« Reply #4 on: July 24, 2021, 02:12:32 AM »
So must Africans, or Pacific Islanders, or Lapps, or Afghans receive the Gospel through “our” languages and cultures?
As is often the case you overstatement and exaggerate your reaction to what I said. Translation from "our" language  and culture to that of other people's will be harder to do for some languages and cultures than for others. The Gosple will always challenge the cultural assumptions of whoever hears it. Even that of Euro-Westerns like you and me. Us Euro-Westerners however have had centuries of attempting to tame the Christ so we sometimes have a harder time hearing how He challenges our business as usual as do others hearing Him fresh.


Whoever would hear the Gospel, however, it must still start to them from Hebrew and Greek, because it was in those languages first written. The challenge for the translator and preacher is to as much as possible get out of the way of the Gospel. We are called to preach Christ, not our cultural adaptation of Christ.


The African students at seminary were much more comfortable with the Old Testament. They said that about 1/4 of Swahili comes from Hebrew. Their culture and thinking was more like that of the Hebrews: Telling stories to convey truth.


I remember one professor trying to illustrate Hebrew thinking by putting a big T on the board for Truth. He then drew arrows pointing to the T from all different directions. The arrows represented the stories told to illustrate the Truth - looking at it from many different perspectives. No one story contained it all, but only illustrated a part. Thus, they had no problems with two different creation stories; both pointing to T; or two Flood stories, or Deuteronomy repeating the events in Exodus, Numbers, Leviticus, like repeating the Ten Commandments not quite verbatim from Exodus; or 1 & 2 Chronicles repeating the history of the kings of Judah that are included in Samuels and Kings. (They omit the kings of Israel.)

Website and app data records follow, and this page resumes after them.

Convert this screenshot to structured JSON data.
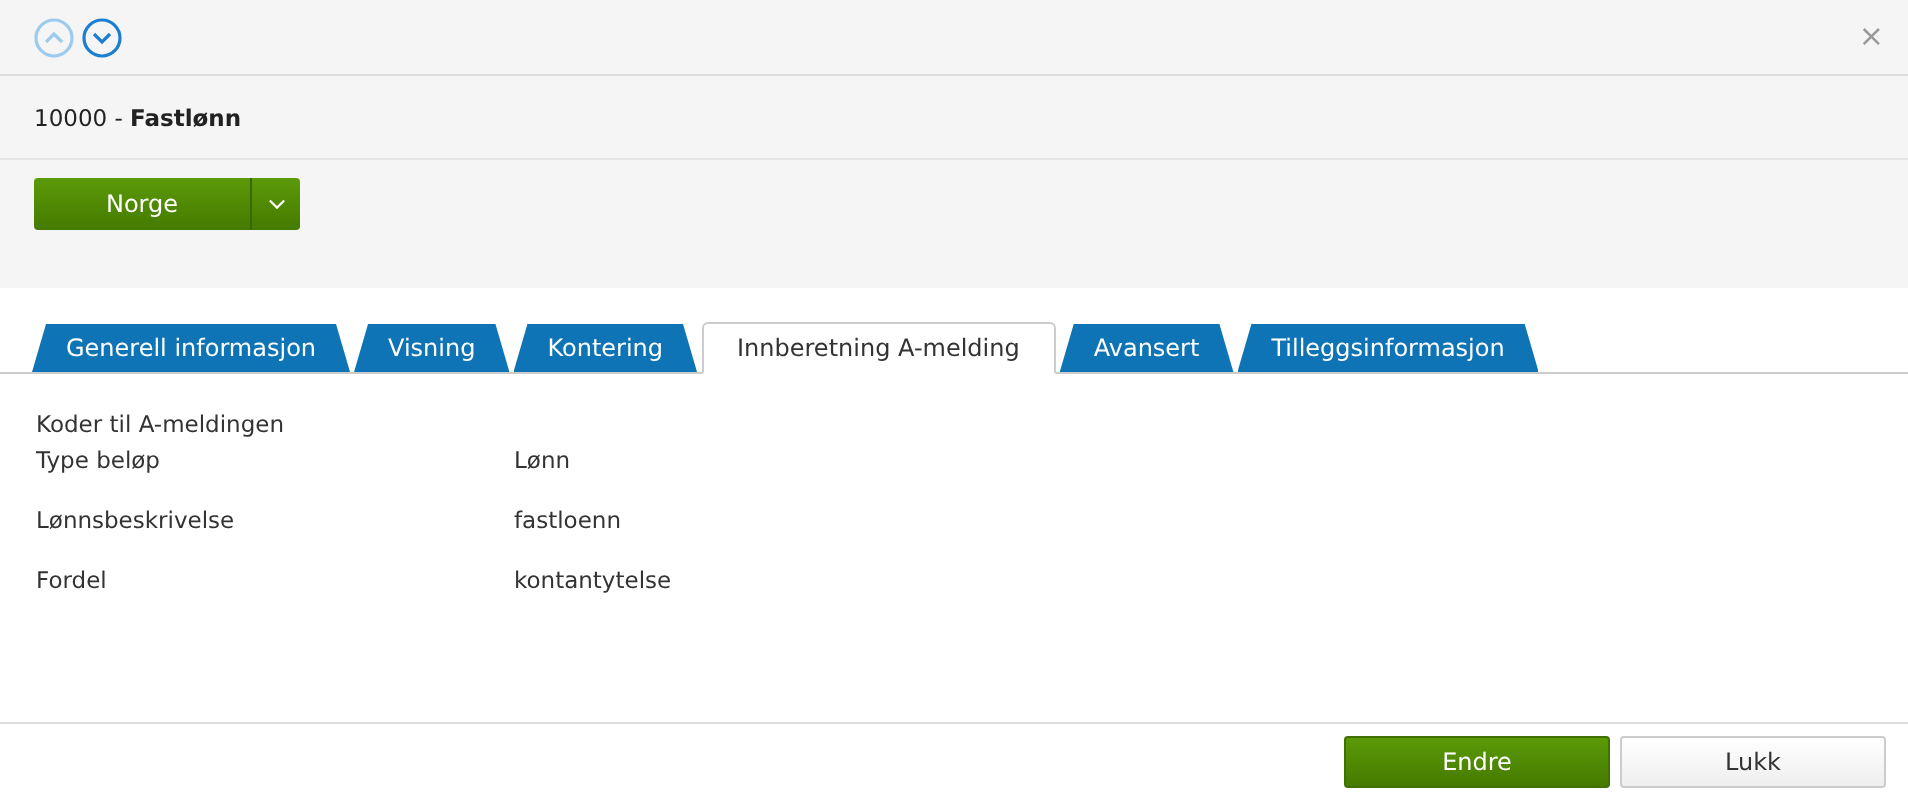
{
  "nav": [
    {
      "kind": "up",
      "disabled": true
    },
    {
      "kind": "down",
      "disabled": false
    }
  ],
  "close": "×",
  "title": "10000 - **Fastlønn**",
  "country_button": {
    "label": "Norge"
  },
  "tabs": [
    {
      "label": "Generell informasjon",
      "selected": false
    },
    {
      "label": "Visning",
      "selected": false
    },
    {
      "label": "Kontering",
      "selected": false
    },
    {
      "label": "Innberetning A-melding",
      "selected": true
    },
    {
      "label": "Avansert",
      "selected": false
    },
    {
      "label": "Tilleggsinformasjon",
      "selected": false
    }
  ],
  "section_title": "Koder til A-meldingen",
  "fields": [
    {
      "label": "Type beløp",
      "value": "Lønn"
    },
    {
      "label": "Lønnsbeskrivelse",
      "value": "fastloenn"
    },
    {
      "label": "Fordel",
      "value": "kontantytelse"
    }
  ],
  "buttons": [
    {
      "label": "Endre",
      "kind": "primary"
    },
    {
      "label": "Lukk",
      "kind": "secondary"
    }
  ]
}
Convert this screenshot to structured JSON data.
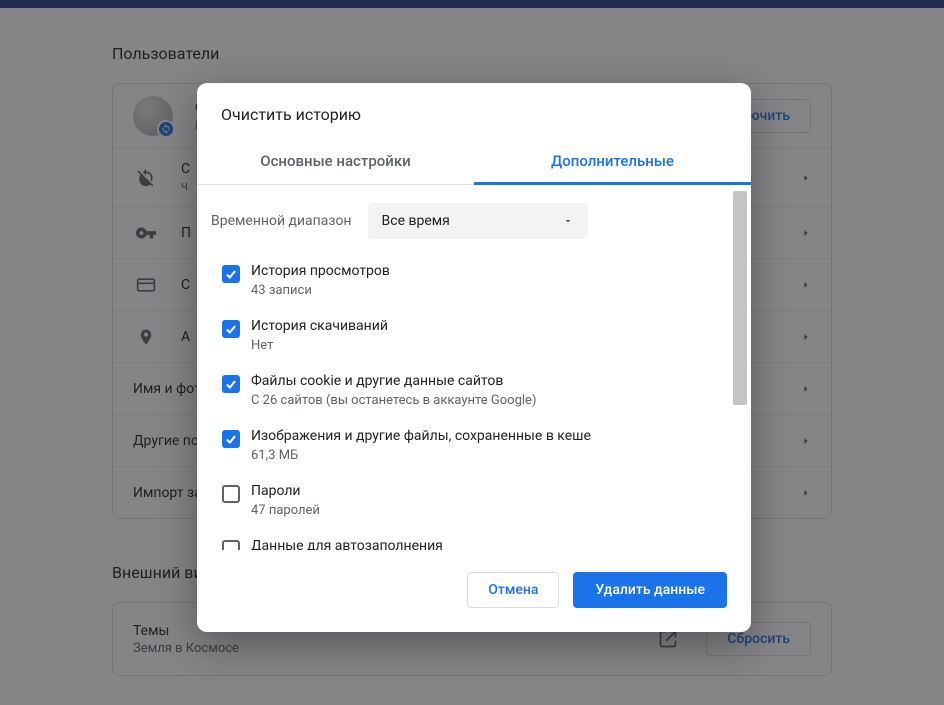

The early Jewish believers elevated four stories of Jesus among the many early gospels; rather than just one or a harmony of them all.
"The church … had made us like ill-taught piano students; we play our songs, but we never really hear them, because our main concern is not to make music, but but to avoid some flub that will get us in dutch." [Robert Capon, _Between Noon and Three_, p. 148]